Eyes surprise: fossil eyes from a 54 million year old cranefly.
Lindgren et al./Nature
Fossil flies from what is now Denmark reveal some striking similarities between insect eyes 54 million years ago, and our own vision today.
Scientific testing has zeroed in on the advantages of a zebra’s striped coat.
How the zebra got its stripes is not only a just-so story, but an object of scientific inquiry. New research suggests that stripes help zebras evade biting flies and the deadly diseases they carry.
Does it really pay to spray?
It's easy to whip out the fly spray, but our fondness for pesticides can bring knock-on effects such as increased resistance, and harming beneficial insects in and around our homes.
When a fly’s feeling hungry, it will land on its food and vomit out a mix of saliva and stomach acids.
Bush flies and blowflies all vomit on their food, but other flies are a little more polite at the dinner table and don’t vomit at all.
Harry Kane celebrating after scoring the winning goal against Tunisia in Volgograd, Russia.
EPA/FRANCIS R. MALASIG
Footballers came under attack from a swarm of flies on the Volgograd pitch. But there's more to midges and gnats than meets the eye.
Flies will often sleep on the underside of leaves, to escape from heat and predators.
Mai Lam/The Conversation NY-BD-CC
Flies need good grip because they often sleep upside down.
A fly’s eye view of a rapidly approaching swatter.
Cameron Webb (NSW Health Pathology)
Why are flies so easily able to evade our attempts to swat them?
A scourge of kitchens everywhere,
Drosophila melanogaster — the common fruit fly — stares down the electron microscope that captured its image.
How do you rid your kitchen of pesky
fruit flies? A scientist who researches them explains.
Flower flies are native pollinators.
While the Bureau of Meteorology is predicting an increase in the average temperature this summer, entomologists are forecasting an increase in insect activity.
Many more where these came from.
A good summer picnic, bushwalk or barbecue with friends and family can all be ruined by those annoying flies that never leave you alone. So what are they after?

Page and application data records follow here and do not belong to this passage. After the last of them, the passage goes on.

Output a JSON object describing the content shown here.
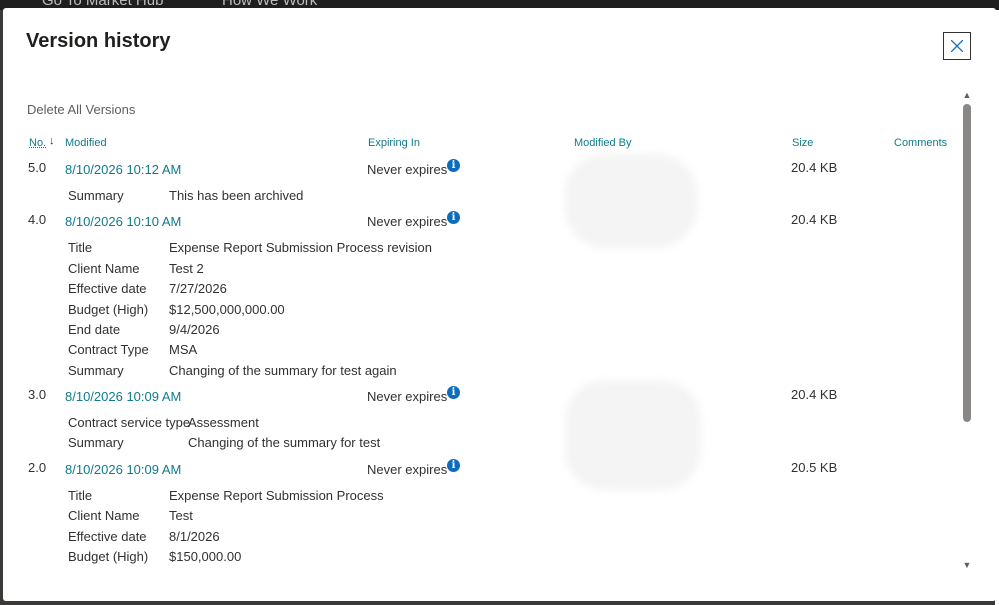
{
  "backdrop": {
    "nav1": "Go To Market Hub",
    "nav2": "How We Work"
  },
  "dialog": {
    "title": "Version history",
    "delete_all": "Delete All Versions",
    "columns": {
      "no": "No.",
      "modified": "Modified",
      "expiring": "Expiring In",
      "modified_by": "Modified By",
      "size": "Size",
      "comments": "Comments"
    },
    "versions": [
      {
        "no": "5.0",
        "modified": "8/10/2026 10:12 AM",
        "expires": "Never expires",
        "size": "20.4 KB",
        "fields": [
          {
            "label": "Summary",
            "value": "This has been archived"
          }
        ]
      },
      {
        "no": "4.0",
        "modified": "8/10/2026 10:10 AM",
        "expires": "Never expires",
        "size": "20.4 KB",
        "fields": [
          {
            "label": "Title",
            "value": "Expense Report Submission Process revision"
          },
          {
            "label": "Client Name",
            "value": "Test 2"
          },
          {
            "label": "Effective date",
            "value": "7/27/2026"
          },
          {
            "label": "Budget (High)",
            "value": "$12,500,000,000.00"
          },
          {
            "label": "End date",
            "value": "9/4/2026"
          },
          {
            "label": "Contract Type",
            "value": "MSA"
          },
          {
            "label": "Summary",
            "value": "Changing of the summary for test again"
          }
        ]
      },
      {
        "no": "3.0",
        "modified": "8/10/2026 10:09 AM",
        "expires": "Never expires",
        "size": "20.4 KB",
        "fields": [
          {
            "label": "Contract service type",
            "value": "Assessment"
          },
          {
            "label": "Summary",
            "value": "Changing of the summary for test"
          }
        ]
      },
      {
        "no": "2.0",
        "modified": "8/10/2026 10:09 AM",
        "expires": "Never expires",
        "size": "20.5 KB",
        "fields": [
          {
            "label": "Title",
            "value": "Expense Report Submission Process"
          },
          {
            "label": "Client Name",
            "value": "Test"
          },
          {
            "label": "Effective date",
            "value": "8/1/2026"
          },
          {
            "label": "Budget (High)",
            "value": "$150,000.00"
          }
        ]
      }
    ]
  },
  "icons": {
    "close": "close-icon",
    "info": "info-icon",
    "sort": "sort-descending-icon"
  },
  "colors": {
    "link": "#0f7b8a",
    "info": "#0f6cbd",
    "text": "#323130"
  }
}
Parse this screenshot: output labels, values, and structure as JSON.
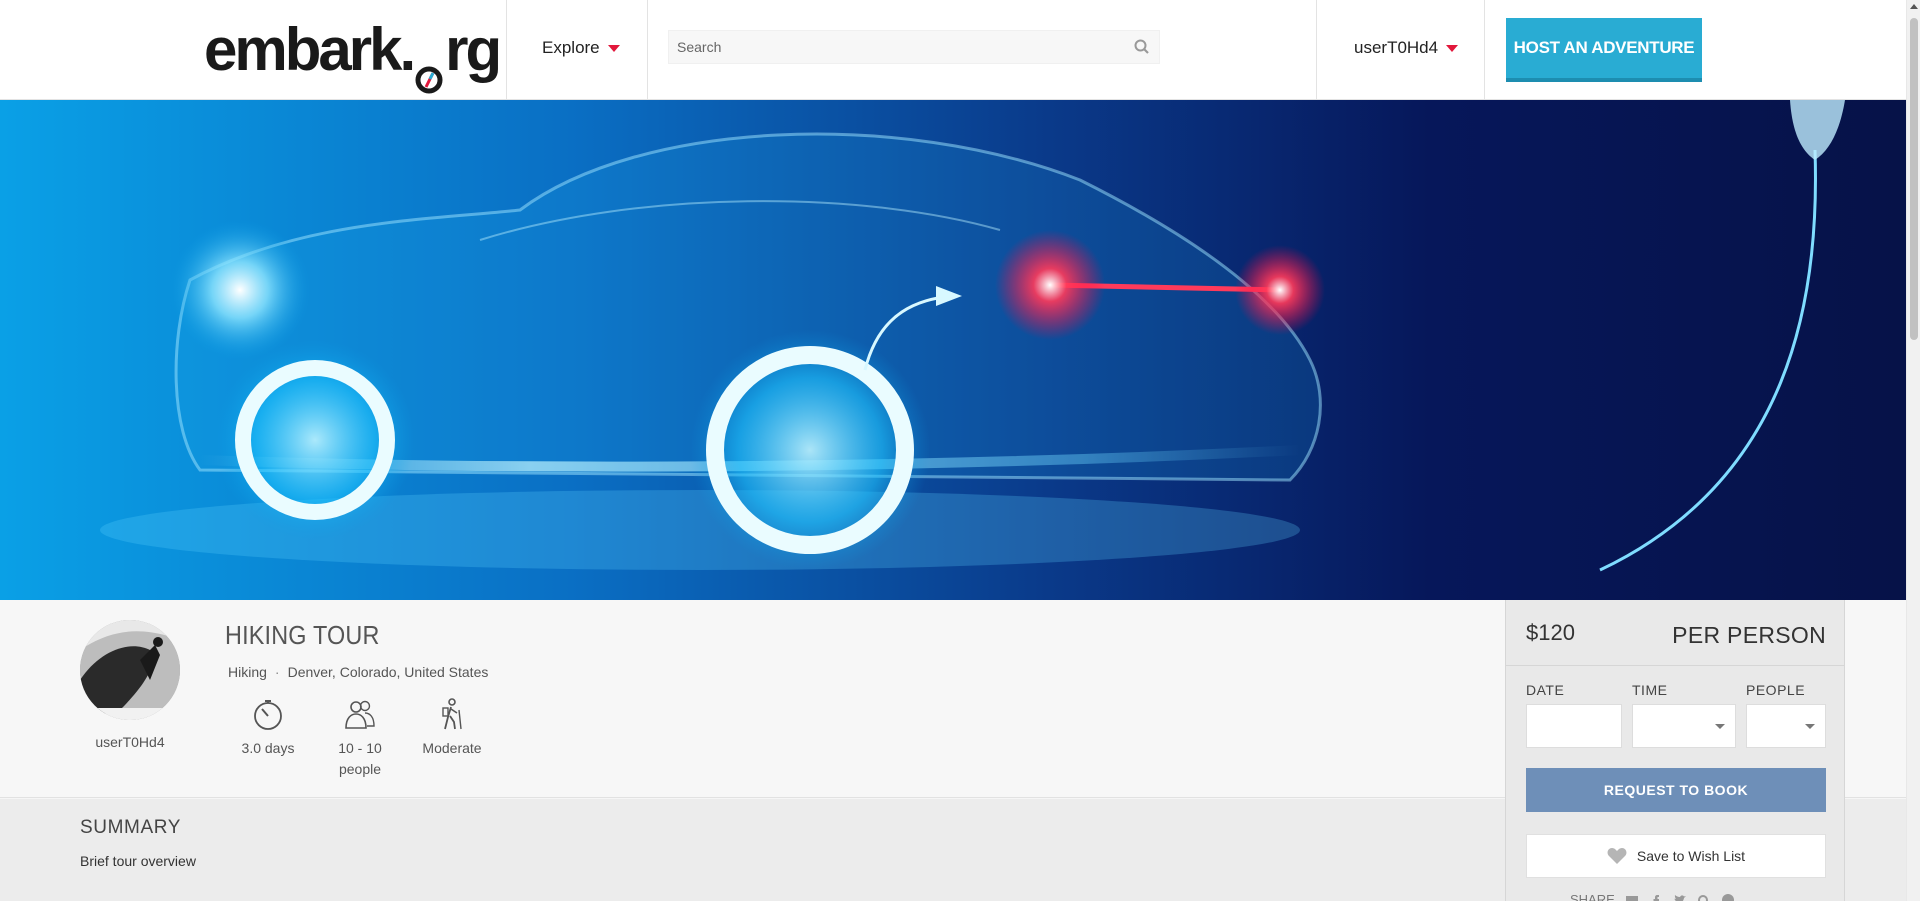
{
  "header": {
    "logo_text": "embark",
    "logo_suffix": "rg",
    "explore_label": "Explore",
    "search_placeholder": "Search",
    "username": "userT0Hd4",
    "host_button": "HOST AN ADVENTURE"
  },
  "colors": {
    "accent": "#e2173b",
    "host_button": "#29acd3",
    "request_button": "#6e8fb8"
  },
  "tour": {
    "title": "HIKING TOUR",
    "category": "Hiking",
    "location": "Denver, Colorado, United States",
    "host": "userT0Hd4",
    "stats": [
      {
        "icon": "stopwatch-icon",
        "label": "3.0 days"
      },
      {
        "icon": "people-icon",
        "label": "10 - 10 people"
      },
      {
        "icon": "hiker-icon",
        "label": "Moderate"
      }
    ]
  },
  "summary": {
    "heading": "SUMMARY",
    "text": "Brief tour overview"
  },
  "booking": {
    "price": "$120",
    "per_label": "PER PERSON",
    "date_label": "DATE",
    "time_label": "TIME",
    "people_label": "PEOPLE",
    "request_button": "REQUEST TO BOOK",
    "wish_button": "Save to Wish List",
    "share_label": "SHARE"
  },
  "hero": {
    "image_icon": "electric-car-illustration"
  }
}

They land on dead animals and poop, and then on our food. If we see a fly on our Christmas lunch, should we throw it away?
It only takes a single fly to alight on your picnic lunch to make you uneasy about what germs may have landed with it. But what harm can come from a fly landing on your food? Should you throw it away?
Insects are key to holding the food chain together. Without them, much of what we eat today won’t exist.
Without insects the food chain would diminish and we would have very little fruit and vegetables to eat.
A male Onthophagus vacca, the species of dung beetle being released this week in Western Australia.
The average cow drops between 10 and 12 dung pads (also known as “pats”) every day and just one of those cow pads can produce up to 3,000 flies in a fortnight. With more than 28 million cattle in Australia…
The evolutionary driver for zebras’ black-and-white stripes has been identified as biting flies, including horseflies and…
The fly larva brain’s ability to process visual information can make up for low visual input. Researchers discovered that…
Mutations in the gene BTBD9 which is believed to be associated with restless legs syndrome (RLS) in humans has been found…
Pulses of steroid hormones are responsible for differentiating an insect’s lifecycle metamorphoses, researchers at Washington…
Flies are three times more attracted to the colour blue than they are to yellow. Researchers used these findings to develop…
What’s in a name? A whole lot of booty, and some Latin, as it happens.
Late last week CSIRO announced that a new species of horse fly had been named after pop diva Beyoncé’s bottom. The story generated a real buzz across traditional and social media both in Australia and…